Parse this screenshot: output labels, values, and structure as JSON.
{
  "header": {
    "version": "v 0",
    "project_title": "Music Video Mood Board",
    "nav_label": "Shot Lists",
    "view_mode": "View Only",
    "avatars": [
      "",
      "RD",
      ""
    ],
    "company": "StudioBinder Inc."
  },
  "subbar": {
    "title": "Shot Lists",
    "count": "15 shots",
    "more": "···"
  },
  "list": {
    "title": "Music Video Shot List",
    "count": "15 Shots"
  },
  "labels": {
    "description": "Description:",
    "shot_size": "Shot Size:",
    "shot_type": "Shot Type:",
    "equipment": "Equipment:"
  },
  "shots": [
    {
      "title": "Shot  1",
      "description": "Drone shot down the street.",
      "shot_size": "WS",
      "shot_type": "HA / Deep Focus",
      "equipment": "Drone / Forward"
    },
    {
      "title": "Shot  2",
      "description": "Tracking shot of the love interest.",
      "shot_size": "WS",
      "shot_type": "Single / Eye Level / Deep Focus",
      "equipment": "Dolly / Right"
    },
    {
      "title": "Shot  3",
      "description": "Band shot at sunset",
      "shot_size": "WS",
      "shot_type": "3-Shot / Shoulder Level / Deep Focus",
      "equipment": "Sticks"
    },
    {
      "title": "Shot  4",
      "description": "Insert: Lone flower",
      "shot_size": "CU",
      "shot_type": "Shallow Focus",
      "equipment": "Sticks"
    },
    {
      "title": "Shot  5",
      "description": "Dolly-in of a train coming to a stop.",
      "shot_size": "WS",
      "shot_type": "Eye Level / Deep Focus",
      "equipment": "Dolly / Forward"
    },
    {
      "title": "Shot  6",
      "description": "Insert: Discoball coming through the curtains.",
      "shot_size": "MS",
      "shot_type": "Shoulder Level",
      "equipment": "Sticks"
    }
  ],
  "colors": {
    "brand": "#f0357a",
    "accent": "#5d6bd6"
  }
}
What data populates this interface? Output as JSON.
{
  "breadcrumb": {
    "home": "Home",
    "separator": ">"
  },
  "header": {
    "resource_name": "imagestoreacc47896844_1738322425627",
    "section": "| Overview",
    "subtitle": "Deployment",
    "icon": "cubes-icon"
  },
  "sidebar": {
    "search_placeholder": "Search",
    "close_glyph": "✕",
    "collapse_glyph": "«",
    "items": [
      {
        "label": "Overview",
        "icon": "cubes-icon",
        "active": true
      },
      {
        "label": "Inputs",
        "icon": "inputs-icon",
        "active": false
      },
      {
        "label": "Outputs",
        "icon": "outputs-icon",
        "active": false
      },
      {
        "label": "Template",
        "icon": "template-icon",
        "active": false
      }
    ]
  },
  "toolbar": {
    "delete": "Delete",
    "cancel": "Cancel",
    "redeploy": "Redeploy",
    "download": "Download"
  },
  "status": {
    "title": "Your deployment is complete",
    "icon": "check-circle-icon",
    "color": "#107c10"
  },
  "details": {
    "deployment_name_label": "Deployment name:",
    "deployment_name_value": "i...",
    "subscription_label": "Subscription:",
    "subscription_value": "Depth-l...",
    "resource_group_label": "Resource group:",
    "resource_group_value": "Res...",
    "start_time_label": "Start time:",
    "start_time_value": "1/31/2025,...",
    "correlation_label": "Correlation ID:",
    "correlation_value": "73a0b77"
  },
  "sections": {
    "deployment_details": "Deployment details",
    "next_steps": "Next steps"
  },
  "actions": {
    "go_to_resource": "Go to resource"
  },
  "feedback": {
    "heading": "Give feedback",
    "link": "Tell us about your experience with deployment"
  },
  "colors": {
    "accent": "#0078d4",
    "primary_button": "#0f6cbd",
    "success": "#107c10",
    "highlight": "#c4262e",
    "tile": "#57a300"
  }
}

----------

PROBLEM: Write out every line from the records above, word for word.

EXPECTED ANSWER:
Parse this screenshot: output labels, values, and structure as JSON.
{
  "header": {
    "version": "v 0",
    "project_title": "Music Video Mood Board",
    "nav_label": "Shot Lists",
    "view_mode": "View Only",
    "avatars": [
      "",
      "RD",
      ""
    ],
    "company": "StudioBinder Inc."
  },
  "subbar": {
    "title": "Shot Lists",
    "count": "15 shots",
    "more": "···"
  },
  "list": {
    "title": "Music Video Shot List",
    "count": "15 Shots"
  },
  "labels": {
    "description": "Description:",
    "shot_size": "Shot Size:",
    "shot_type": "Shot Type:",
    "equipment": "Equipment:"
  },
  "shots": [
    {
      "title": "Shot  1",
      "description": "Drone shot down the street.",
      "shot_size": "WS",
      "shot_type": "HA / Deep Focus",
      "equipment": "Drone / Forward"
    },
    {
      "title": "Shot  2",
      "description": "Tracking shot of the love interest.",
      "shot_size": "WS",
      "shot_type": "Single / Eye Level / Deep Focus",
      "equipment": "Dolly / Right"
    },
    {
      "title": "Shot  3",
      "description": "Band shot at sunset",
      "shot_size": "WS",
      "shot_type": "3-Shot / Shoulder Level / Deep Focus",
      "equipment": "Sticks"
    },
    {
      "title": "Shot  4",
      "description": "Insert: Lone flower",
      "shot_size": "CU",
      "shot_type": "Shallow Focus",
      "equipment": "Sticks"
    },
    {
      "title": "Shot  5",
      "description": "Dolly-in of a train coming to a stop.",
      "shot_size": "WS",
      "shot_type": "Eye Level / Deep Focus",
      "equipment": "Dolly / Forward"
    },
    {
      "title": "Shot  6",
      "description": "Insert: Discoball coming through the curtains.",
      "shot_size": "MS",
      "shot_type": "Shoulder Level",
      "equipment": "Sticks"
    }
  ],
  "colors": {
    "brand": "#f0357a",
    "accent": "#5d6bd6"
  }
}
What data populates this interface? Output as JSON.
{
  "breadcrumb": {
    "home": "Home",
    "separator": ">"
  },
  "header": {
    "resource_name": "imagestoreacc47896844_1738322425627",
    "section": "| Overview",
    "subtitle": "Deployment",
    "icon": "cubes-icon"
  },
  "sidebar": {
    "search_placeholder": "Search",
    "close_glyph": "✕",
    "collapse_glyph": "«",
    "items": [
      {
        "label": "Overview",
        "icon": "cubes-icon",
        "active": true
      },
      {
        "label": "Inputs",
        "icon": "inputs-icon",
        "active": false
      },
      {
        "label": "Outputs",
        "icon": "outputs-icon",
        "active": false
      },
      {
        "label": "Template",
        "icon": "template-icon",
        "active": false
      }
    ]
  },
  "toolbar": {
    "delete": "Delete",
    "cancel": "Cancel",
    "redeploy": "Redeploy",
    "download": "Download"
  },
  "status": {
    "title": "Your deployment is complete",
    "icon": "check-circle-icon",
    "color": "#107c10"
  },
  "details": {
    "deployment_name_label": "Deployment name:",
    "deployment_name_value": "i...",
    "subscription_label": "Subscription:",
    "subscription_value": "Depth-l...",
    "resource_group_label": "Resource group:",
    "resource_group_value": "Res...",
    "start_time_label": "Start time:",
    "start_time_value": "1/31/2025,...",
    "correlation_label": "Correlation ID:",
    "correlation_value": "73a0b77"
  },
  "sections": {
    "deployment_details": "Deployment details",
    "next_steps": "Next steps"
  },
  "actions": {
    "go_to_resource": "Go to resource"
  },
  "feedback": {
    "heading": "Give feedback",
    "link": "Tell us about your experience with deployment"
  },
  "colors": {
    "accent": "#0078d4",
    "primary_button": "#0f6cbd",
    "success": "#107c10",
    "highlight": "#c4262e",
    "tile": "#57a300"
  }
}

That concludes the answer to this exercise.